Huffington Post Arts
I was fortunate to twice preview the new American Wing Galleries for Paintings, Sculpture, and Decorative Arts at the Metropolitan Museum before the opening. It was a wonderful opportunity to see the art up close and to speak with the curators and chairman about the art.
I had grown up visiting the American Wing and the Met, coming with my mother who was head of the Design Department at Pratt Art Institute in NYC. I grew up with prints of the Museum’s artwork in my home and art books about artists in the American collection. After attending Williams College, where I was an art history major, I had an internship at the Metropolitan Museum so I was able to spend even more time with the art. Visiting these paintings is like visiting old friends.
The New American Wing is 26 renovated and enlarged galleries. The Museum’s holdings are particularly rich in the works of America’s great masters, including John Singleton Copley, Gilbert Stuart, Thomas Cole, Frederic Church, Winslow Homer, Thomas Eakins, and John Singer Sargent. The new galleries focus on the themes of freedom, exploration, and expansion that pervaded America during the mid-19th century. Other subjects, themes, and periods include: Colonial Portraiture, the American Revolution, the Young Republic, the Civil War Era, Art in the Folk Tradition, the Hudson River School, the West, the Cosmopolitan Spirit, and American Impressionism.
The Anthony W. and Lulu C. Wang Galleries of Eighteenth-Century American Art feature four rooms dedicated to the display of American decorative arts, treasures of colonial furniture and early American silver (including works by John Hull and Robert Sanderson, Myer Myers, and Paul Revere). The furniture gallery has masterpieces of late colonial case furniture and include the grand pre-revolutionary entrance hall of the Van Rensselaer Manor House, Albany, New York.
I also enjoyed visiting the reserve collections of the American Wing which are housed in the 17,000-square-foot Henry R. Luce Center for the Study of American Art. I had received a grant from The Henry Luce Foundation and Hank Luce was a collector of my art and a major supporter of American Art. The Luce Center, with its glass cases of some 9,500 objects, allows the Museum to display entire collections that otherwise would be represented by only a few highlights in the galleries.
I have helped curate and hang a fair number of exhibits in my career and, from an artist’s perspective, I know the importance of a wall’s color to complement the artwork. Curator Elizabeth Kornhauser said that they worked very intently trying to select a wall color that would work best with all of the artwork. The end result gives some of the paintings a new vibrancy and works well with most of the paintings.

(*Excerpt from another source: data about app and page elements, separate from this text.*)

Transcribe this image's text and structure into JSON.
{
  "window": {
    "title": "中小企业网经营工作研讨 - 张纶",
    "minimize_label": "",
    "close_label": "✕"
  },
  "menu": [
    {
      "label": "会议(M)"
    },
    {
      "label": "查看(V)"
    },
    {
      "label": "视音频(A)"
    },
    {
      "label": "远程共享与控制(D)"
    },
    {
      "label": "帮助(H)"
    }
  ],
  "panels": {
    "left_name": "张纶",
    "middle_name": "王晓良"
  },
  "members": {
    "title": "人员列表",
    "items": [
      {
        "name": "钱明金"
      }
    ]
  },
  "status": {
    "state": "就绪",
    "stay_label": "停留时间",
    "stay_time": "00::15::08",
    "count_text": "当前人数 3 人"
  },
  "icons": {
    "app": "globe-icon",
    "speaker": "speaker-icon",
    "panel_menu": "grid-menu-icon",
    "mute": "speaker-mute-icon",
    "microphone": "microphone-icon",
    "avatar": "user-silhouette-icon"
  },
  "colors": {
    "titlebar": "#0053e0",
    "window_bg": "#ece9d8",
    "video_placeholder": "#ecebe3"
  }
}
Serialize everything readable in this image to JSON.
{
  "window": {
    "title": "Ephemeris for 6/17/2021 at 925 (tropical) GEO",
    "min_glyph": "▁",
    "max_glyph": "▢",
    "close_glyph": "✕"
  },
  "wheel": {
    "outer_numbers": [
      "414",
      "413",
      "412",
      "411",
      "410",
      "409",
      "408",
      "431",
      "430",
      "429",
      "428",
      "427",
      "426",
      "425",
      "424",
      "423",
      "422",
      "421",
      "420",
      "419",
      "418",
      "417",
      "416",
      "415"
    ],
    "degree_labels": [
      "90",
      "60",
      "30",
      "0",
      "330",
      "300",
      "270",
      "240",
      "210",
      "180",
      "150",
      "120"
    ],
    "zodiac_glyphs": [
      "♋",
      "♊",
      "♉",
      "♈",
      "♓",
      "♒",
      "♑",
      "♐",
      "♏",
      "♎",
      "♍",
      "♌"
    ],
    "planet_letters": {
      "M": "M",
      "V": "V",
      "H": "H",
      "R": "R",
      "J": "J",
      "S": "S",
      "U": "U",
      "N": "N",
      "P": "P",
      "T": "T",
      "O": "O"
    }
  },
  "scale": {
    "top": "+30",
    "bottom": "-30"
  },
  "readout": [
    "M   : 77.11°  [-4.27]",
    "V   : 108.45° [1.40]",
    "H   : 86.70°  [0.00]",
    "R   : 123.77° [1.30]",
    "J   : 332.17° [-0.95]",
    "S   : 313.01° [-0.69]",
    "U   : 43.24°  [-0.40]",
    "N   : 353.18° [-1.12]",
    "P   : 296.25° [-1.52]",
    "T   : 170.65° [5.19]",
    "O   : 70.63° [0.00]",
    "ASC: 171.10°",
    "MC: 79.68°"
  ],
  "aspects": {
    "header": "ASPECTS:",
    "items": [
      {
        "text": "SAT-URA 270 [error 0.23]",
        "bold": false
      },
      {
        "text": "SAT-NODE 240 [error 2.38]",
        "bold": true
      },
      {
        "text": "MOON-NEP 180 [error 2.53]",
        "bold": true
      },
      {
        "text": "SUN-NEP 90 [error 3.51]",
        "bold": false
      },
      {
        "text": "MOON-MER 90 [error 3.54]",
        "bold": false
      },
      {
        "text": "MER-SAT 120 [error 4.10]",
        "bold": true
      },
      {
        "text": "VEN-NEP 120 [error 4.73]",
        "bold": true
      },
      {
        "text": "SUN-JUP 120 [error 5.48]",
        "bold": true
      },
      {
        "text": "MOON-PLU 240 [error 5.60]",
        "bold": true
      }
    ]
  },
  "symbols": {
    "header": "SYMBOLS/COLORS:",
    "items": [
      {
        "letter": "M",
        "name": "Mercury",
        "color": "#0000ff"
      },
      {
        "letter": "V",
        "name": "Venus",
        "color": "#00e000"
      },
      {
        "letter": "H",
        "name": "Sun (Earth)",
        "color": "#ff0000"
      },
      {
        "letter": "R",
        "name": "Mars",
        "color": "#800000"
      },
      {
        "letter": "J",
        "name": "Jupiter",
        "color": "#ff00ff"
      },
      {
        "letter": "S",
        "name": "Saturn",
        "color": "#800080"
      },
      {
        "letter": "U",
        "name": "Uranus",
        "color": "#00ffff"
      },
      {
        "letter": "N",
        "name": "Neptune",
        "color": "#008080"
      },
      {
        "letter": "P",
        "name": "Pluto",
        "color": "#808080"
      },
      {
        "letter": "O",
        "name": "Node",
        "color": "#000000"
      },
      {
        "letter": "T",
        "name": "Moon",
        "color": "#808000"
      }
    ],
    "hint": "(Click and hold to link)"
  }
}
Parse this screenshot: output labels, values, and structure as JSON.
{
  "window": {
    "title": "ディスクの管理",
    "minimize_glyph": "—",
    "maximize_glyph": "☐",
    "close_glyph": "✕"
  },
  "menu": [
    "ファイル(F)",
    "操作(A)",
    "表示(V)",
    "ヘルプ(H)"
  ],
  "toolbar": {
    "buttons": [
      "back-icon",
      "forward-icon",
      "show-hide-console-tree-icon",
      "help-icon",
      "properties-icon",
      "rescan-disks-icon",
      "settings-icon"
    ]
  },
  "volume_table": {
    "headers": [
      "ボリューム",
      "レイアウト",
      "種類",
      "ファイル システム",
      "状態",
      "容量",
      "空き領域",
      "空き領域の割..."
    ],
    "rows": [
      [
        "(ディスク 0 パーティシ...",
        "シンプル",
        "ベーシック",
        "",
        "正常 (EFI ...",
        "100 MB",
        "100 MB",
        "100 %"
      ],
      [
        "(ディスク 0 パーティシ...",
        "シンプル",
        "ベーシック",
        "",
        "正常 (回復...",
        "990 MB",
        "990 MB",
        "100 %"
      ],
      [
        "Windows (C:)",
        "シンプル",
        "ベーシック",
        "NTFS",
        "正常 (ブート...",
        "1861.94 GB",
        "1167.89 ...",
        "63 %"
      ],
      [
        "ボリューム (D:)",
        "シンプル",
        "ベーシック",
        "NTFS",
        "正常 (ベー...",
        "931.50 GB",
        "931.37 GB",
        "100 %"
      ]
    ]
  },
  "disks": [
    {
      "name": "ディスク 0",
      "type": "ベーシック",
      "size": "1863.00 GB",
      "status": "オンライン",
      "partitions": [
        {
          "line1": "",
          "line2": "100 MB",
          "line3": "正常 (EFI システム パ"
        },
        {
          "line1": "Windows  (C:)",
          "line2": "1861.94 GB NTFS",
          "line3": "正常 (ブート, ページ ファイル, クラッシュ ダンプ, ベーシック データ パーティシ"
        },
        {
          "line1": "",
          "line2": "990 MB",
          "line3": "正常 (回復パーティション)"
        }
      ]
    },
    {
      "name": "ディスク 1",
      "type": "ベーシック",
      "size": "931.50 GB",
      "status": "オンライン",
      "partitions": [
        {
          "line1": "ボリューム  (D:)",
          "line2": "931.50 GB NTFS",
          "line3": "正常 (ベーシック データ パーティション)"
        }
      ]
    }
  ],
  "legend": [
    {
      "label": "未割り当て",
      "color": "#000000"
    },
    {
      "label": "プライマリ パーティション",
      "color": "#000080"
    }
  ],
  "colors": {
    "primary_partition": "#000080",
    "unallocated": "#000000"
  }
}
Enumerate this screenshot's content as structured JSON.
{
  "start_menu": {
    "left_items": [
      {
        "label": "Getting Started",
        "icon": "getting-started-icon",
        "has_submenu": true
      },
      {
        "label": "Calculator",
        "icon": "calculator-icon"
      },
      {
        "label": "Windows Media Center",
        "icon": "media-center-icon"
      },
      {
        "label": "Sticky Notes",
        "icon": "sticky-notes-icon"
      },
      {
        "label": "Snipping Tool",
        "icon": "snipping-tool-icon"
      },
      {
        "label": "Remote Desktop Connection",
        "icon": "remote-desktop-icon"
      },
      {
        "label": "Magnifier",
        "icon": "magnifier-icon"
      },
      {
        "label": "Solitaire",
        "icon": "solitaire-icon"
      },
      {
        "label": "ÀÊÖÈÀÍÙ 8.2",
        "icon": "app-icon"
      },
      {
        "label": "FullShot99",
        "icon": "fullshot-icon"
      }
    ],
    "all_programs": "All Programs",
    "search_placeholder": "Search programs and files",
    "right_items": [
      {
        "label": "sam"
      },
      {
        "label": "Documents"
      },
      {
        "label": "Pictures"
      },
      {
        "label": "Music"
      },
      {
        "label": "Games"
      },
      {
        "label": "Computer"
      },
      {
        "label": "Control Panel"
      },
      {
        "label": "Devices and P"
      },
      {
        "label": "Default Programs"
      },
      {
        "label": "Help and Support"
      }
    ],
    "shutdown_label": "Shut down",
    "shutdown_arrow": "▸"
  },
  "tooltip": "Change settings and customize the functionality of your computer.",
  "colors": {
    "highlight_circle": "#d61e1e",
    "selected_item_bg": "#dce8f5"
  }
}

The artwork is hung such that one can examine each piece individually while also seeing it as part of a larger collection. What is unusual but effective is the way the wonderful oil sketches from the Cooper-Hewitt National Design Museum, Smithsonian Institution, by Frederic Church are interspersed with the large paintings. That was Curator Kornhauser’s idea and it works. I like the way she hung them in a group of three, relating to the surrounding paintings. I just finished a very large painting of a sunset in Amangansett so I was particularly interested in the grouping of sunset oil studies by Church. I am keen on studies as they provide a key into the artist’s thought process of the final painting. They are also fresh, the “ursprung” for the final work.
I liked that the study for the large Thomas Sully painting of Queen Victoria (1898) was placed next to the finished work, apparently painted in four sittings at Buckingham Palace. Equally impressive are the long portraits of Sargent, the ex-pat who painted in Europe, of Madame X and The Wyndham Sisters: Lady Elcho, Mrs. Adeane, and Mrs. Tennant, 1899. A nice benefit of the preview is the opportunity to get up close to the canvas and examine the brushstrokes. Sargent’s strokes are often loose and quick and yet it comes together masterfully from a distance. I had to smile as I watched New York Times society photographer Bill Cunningham snap society photos of people in the room looking at the Sargents given that Sargent himself was a society artist.
Not to be missed are the small miniatures — portraits in watercolor painted on ivory. There is a display showing the process — paints, brushes, palette — which is very informative. Kensett’s painting of Eaton’s Neck, NY (1872) was a surprise as I just finished a painting of the same scene, but I added a bonfire by the water and painted it at dusk. My painting takes the influence of the Hudson River School and the colors and atmospheres and pushes it to a different level. Also interesting for me was the Gilbert Stuart painting of George Washington, similar to the painting that I included in the scene of the Diplomatic Reception Room for the White House Christmas Card.
The galleries sparkle and I look forward to many return visits to the new American Wing — in many ways these paintings have provided inspiration for my own work.
Left: Barbara Prey’s Bonfire
Right: Kensett Eaton’s Neck, NY